Halfway between Monzen-nakacho—bustling and lively with an old-town feel—and Kiyosumi-shirakawa—set to become the trendiest neighbourhood for serial café-hoppers—stands a boutique très charmante. Located on a quiet side-street with a French flag billowing proudly by its storefront, Masa Chic is a jumble of colourful wares and signs advertising everything from handmade pastries to souvenirs from France.
(What kind of store is this?)
Stepping inside, the tables, shelves and walls are lined with many bright and cheerful goods—all enticing, but at first glance curiously unrelated to one another.
Ms. Masami Nomura-Vauguet, owner of Masa Chic, is a warm and personable lady who is bilingual in Japanese and French. She spent 22 years in France, first learning to be a pâtissière before trying her hand at a variety of jobs.
“I made these preserved flower arrangements myself,” she says, noticing my line of sight. “That way, I can offer them at a more reasonable price than other establishments.”
“Here. Let me show you around,” she continues enthusiastically.
Nearby, hanging from a wallboard, are a variety of accessories made by crafters Ms. Masami has befriended over the years.
There’s an artist who hand-embroiders tatted lace into adorable lightweight, tangle-free lanyards for glasses, as well as rings and earbobs…
And a glassware maker who creates alluring beads, some of which are available as aromatherapy necklaces.
“You soak a bit of cotton with essential oil and poke it into the opening here. The smell won’t spread and inconvenience others, or get onto your hair and clothes. Plus, you can easily change the cotton when you would prefer a different fragrance!” The delight is clear from the tone of Ms. Masami’s explanation (*^^*)
Fashionable and functional, the necklaces have been selling quickly, with customers asking to reserve certain colours should Masa Chic restock them.
Another favourite of Ms. Masami’s are these skin care products, made with sake. Japanese sake is not only delicious; it’s also extremely nutritious and a favoured ingredient in cosmetics.
“I trust this, and not much else,” Ms. Masami laughs. “It’s shipped to me from the maker. I love it because it’s fragrance-free. You might smell a whisper of sake when you open the container, but once it’s on the skin it doesn’t leave a scent.”
Because she knows and trusts these makers and creators personally, part of the charm in shopping at Masa Chic is hearing a little bit about the people behind the works. It brings you closer to the products you buy, and really grounds you down with a sense of connection.
The shop is full of other hidden treasures too, such as hand-painted ceramics, bronze pots and pans from France, crystal glasses, teapots, old CDs, books, pet accessories… Everywhere you look there’s something interesting to discover!

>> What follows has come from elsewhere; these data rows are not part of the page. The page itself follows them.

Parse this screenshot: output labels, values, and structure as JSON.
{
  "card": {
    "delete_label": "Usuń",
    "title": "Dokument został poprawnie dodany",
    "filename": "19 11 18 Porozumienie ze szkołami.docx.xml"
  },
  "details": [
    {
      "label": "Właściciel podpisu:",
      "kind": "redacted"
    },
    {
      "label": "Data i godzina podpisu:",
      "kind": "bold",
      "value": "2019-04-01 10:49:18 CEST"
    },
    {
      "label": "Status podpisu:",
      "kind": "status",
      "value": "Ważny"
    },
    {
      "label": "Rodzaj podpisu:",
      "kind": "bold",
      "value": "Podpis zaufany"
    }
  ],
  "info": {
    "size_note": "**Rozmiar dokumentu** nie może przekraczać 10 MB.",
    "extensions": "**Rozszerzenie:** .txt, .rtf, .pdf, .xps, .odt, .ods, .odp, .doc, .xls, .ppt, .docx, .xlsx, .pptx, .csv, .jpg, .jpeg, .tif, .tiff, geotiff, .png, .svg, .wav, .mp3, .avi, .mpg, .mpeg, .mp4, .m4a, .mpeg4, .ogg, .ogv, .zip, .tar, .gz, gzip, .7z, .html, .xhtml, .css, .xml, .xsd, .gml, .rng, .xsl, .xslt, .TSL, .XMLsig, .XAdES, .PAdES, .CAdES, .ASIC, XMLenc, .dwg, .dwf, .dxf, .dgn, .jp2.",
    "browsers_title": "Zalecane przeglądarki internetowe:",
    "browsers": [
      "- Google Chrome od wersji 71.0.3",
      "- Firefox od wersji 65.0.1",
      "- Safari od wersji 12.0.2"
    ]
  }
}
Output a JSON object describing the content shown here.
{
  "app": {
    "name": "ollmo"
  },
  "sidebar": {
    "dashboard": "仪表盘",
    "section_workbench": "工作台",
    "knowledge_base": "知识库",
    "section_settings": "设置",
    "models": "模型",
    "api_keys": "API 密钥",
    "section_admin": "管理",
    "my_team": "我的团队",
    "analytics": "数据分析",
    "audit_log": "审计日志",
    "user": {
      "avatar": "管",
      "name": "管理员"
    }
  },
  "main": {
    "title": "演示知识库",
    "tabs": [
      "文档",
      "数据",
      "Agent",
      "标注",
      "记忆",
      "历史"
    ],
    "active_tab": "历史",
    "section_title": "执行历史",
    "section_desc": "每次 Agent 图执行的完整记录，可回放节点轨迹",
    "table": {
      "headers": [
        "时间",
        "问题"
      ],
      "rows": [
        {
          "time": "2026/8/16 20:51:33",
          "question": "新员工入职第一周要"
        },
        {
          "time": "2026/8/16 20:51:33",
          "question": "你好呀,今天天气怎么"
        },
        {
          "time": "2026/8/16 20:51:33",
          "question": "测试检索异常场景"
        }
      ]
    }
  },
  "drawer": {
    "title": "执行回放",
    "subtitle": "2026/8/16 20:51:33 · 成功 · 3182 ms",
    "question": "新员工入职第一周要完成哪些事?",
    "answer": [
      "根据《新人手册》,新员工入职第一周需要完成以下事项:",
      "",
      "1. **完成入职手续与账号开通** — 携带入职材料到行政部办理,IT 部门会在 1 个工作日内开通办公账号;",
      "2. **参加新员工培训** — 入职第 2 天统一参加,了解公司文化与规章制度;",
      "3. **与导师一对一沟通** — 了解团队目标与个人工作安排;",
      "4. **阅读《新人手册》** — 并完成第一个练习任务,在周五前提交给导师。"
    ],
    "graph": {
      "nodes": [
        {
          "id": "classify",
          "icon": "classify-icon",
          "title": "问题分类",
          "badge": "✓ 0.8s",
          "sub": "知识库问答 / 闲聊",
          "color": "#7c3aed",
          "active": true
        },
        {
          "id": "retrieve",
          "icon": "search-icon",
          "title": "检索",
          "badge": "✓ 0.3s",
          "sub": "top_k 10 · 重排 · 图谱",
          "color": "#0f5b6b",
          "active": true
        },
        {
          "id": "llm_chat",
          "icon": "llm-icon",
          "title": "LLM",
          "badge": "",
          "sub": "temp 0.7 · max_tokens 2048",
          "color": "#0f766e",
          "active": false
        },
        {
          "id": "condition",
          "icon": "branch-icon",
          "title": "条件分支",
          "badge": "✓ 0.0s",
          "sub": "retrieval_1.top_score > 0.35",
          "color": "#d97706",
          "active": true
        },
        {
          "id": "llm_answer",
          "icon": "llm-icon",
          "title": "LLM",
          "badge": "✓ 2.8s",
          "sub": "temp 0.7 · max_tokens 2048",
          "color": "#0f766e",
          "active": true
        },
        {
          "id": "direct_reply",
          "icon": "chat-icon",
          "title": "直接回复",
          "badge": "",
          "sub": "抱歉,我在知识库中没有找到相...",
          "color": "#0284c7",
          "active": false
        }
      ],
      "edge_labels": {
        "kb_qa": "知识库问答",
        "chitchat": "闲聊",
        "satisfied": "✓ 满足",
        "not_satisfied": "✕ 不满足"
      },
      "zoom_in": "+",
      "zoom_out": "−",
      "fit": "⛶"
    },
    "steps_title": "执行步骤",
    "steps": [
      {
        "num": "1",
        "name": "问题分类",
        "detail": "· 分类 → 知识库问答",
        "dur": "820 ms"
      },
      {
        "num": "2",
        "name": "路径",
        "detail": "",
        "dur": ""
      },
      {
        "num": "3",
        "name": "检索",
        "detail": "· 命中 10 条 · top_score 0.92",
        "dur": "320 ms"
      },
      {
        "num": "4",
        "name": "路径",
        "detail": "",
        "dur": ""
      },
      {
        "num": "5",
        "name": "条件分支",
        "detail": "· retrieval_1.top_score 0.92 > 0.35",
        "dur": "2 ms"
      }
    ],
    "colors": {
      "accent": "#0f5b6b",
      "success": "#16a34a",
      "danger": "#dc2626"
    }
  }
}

I for one have never seen pasta made with grape leaves or shiso herbs before, but I’m certainly intrigued! They’re from Shizuoka, where Ms. Masami lived for a while.
Finally, before you leave, be sure to pick up a few freshly baked goodies for later. They’re made by Monsieur Claude, Ms. Masami’s husband, who used to be a top patisserie professor at a school in France. Visiting the store would be well-worth the trip just for one of these♪
So what kind of store is Masa Chic? Readers, you may recall our little cultural discussion about “zakka” stores and their importance in Japan from a few posts back. Masa Chic does indeed fit the description of a zakka store, stocked as it is with a variety of items gathered from the many paths and people in Ms. Masami’s life. But according to Ms. Masami herself, it’s nothing fancy like that at all—
“It’s just a humble shop of many things!”
Story and Photos by Xianru Shen （Koto City Office Coordinator for International Relations）